This lesson presented some amazing examples of how students have used the power of connections to make a real difference in the world. I have been a fan of Sylvia’s Mini Maker Show since last year when I had my kindergarten students make squishy circuits. We used this episode to help introduce and understand the activity:
Having a young person explain a concept to another young person is a really effective way for kids to learn. My students were really captivated by the level at which Sylvia explained the circuits they would be making. They were also inspired to try more complicated and difficult challenges because someone who was only a few years old was showing them how. Inspiration is a huge byproduct of global connections.
Global connections allow kids to expand their horizons. It gives them access to ideas and experts from all corners of the planet. It also allows them to share that information with other kids in a way that is likely more entertaining and of greater interest to people their own age. Last year my son’s class was studying weather. His teacher encouraged him to look beyond the resources of the school to find out about weather. He suggested interviewing an expert on the subject so he contacted a family friend that does volunteer weather research for Environment Canada. He conducted a Skype Interview and we made a youTube video for the project.
Our school is having a Tutorial Challenge for our Grade 5 students led by our Tech Integrationist and fellow COETAIL Cohort member Sean Walmsley. They have a variety of apps to choose from to create a tutorial that teaches a math concept. The project aims to have students thinking about Math concepts at a higher level. Using youTube in this way not only allows students to go beyond Blooms early stages of remembering, understanding and applying to the higher levels – creating, analyzing and evaluating. It also allows them to create resources that can be used on a global scale. Just like Sylvia made an impact on my class others can reap the benefits of the understanding and learning that has taken place at our school. This is a great way to introduce our students to the power of their ideas on a global level. What they created can be shared and view by students across the planet to help them learn the concept as well.
In my quest to find more examples of great things kids were doing on a global scale I came across Google Science Fair. This is the introduction video from the website:
How is this better than the local science fair hosted in school gyms around the planet? Google Science Fair is global. Google Science Fair brings the best ideas together in a demonstration of how amazing our young people really are and raises the level of how great they can be. The prizes are incredible. The first place winner gets a $50000 scholarship and the other prizes are too lengthy to list. Just as Martha Payne caught the attention of Jamie Oliver by documenting her school lunches, winners of Google Science Fair are sure to catch the attention of the movers and shakers of the science and technology world. Notoriety and money are not the only good reasons to be involved in this competition. Viewing past winners shows students who are actively seeking out solutions to real world problems that will affect their generation and generations to follow. One such example is Haley Todesco, a Calgary, Alberta teen that entered with a project aimed at cleaning up the toxic output of extraction of oil from the Alberta oilsands.
Or this group that was searching for ways to use natural bacteria to combat world hunger.

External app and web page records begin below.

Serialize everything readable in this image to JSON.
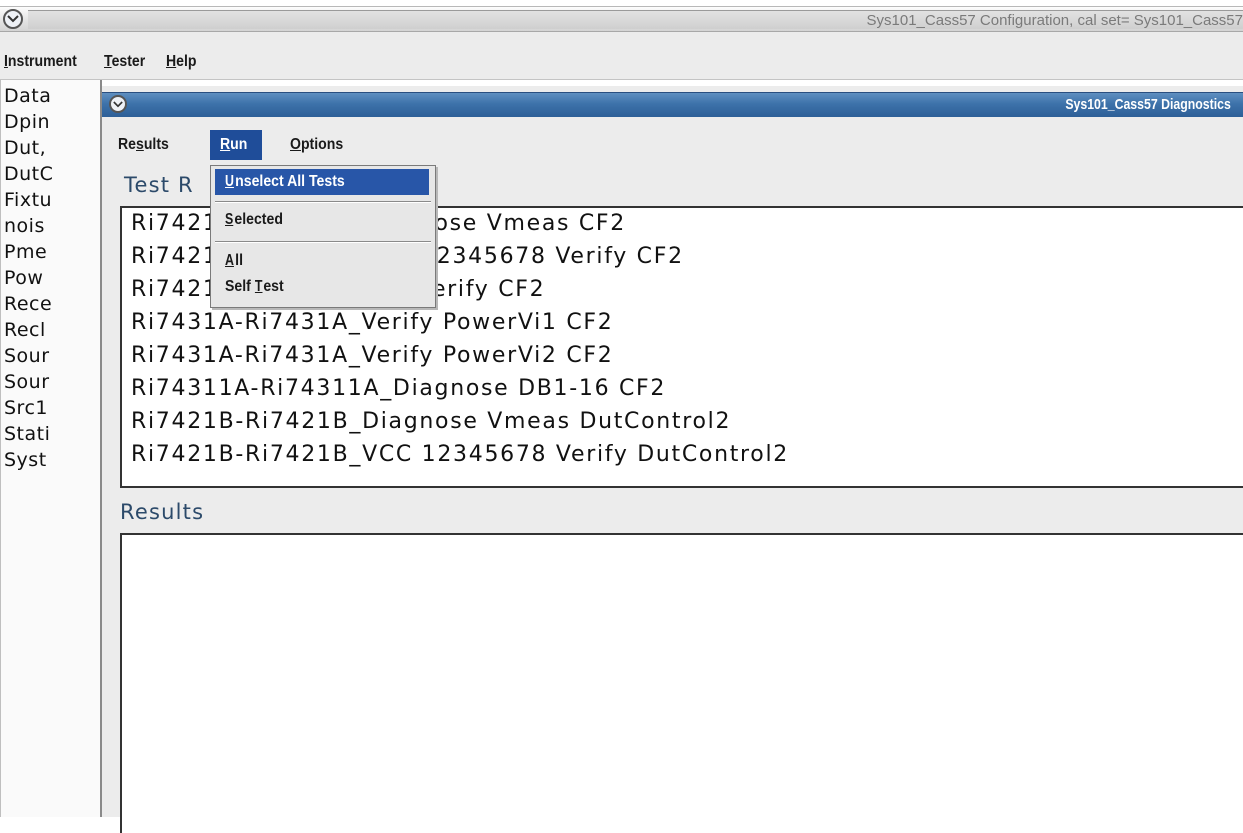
{
  "outer_window": {
    "title": "Sys101_Cass57 Configuration,  cal set= Sys101_Cass57",
    "menus": [
      "Instrument",
      "Tester",
      "Help"
    ]
  },
  "left_list": {
    "items": [
      "Data",
      "Dpin",
      "Dut,",
      "DutC",
      "Fixtu",
      "nois",
      "Pme",
      "Pow",
      "Rece",
      "Recl",
      "Sour",
      "Sour",
      "Src1",
      "Stati",
      "Syst"
    ]
  },
  "diagnostics_window": {
    "title": "Sys101_Cass57 Diagnostics",
    "menus": [
      "Results",
      "Run",
      "Options"
    ],
    "test_section_label": "Test R",
    "tests": [
      "Ri7421A-Ri7421A_Diagnose Vmeas CF2",
      "Ri7421A-Ri7421A_VCC 12345678 Verify CF2",
      "Ri7421A-Ri7421A_PVP Verify CF2",
      "Ri7431A-Ri7431A_Verify PowerVi1 CF2",
      "Ri7431A-Ri7431A_Verify PowerVi2 CF2",
      "Ri74311A-Ri74311A_Diagnose DB1-16 CF2",
      "Ri7421B-Ri7421B_Diagnose Vmeas DutControl2",
      "Ri7421B-Ri7421B_VCC 12345678 Verify DutControl2"
    ],
    "results_label": "Results"
  },
  "run_menu": {
    "items": [
      "Unselect All Tests",
      "Selected",
      "All",
      "Self Test"
    ],
    "highlighted": "Unselect All Tests"
  },
  "colors": {
    "title_active": "#3d72aa",
    "menu_highlight": "#2856a8",
    "section_label": "#2c4a6a"
  }
}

These are just two examples of how global connections can empower young people to make an incredible positive impact on our world. As teachers we need to always look for as many ways as possible to give our kids the chance to be exposed to the ideas and the means by which they can share their ideas on a global scale.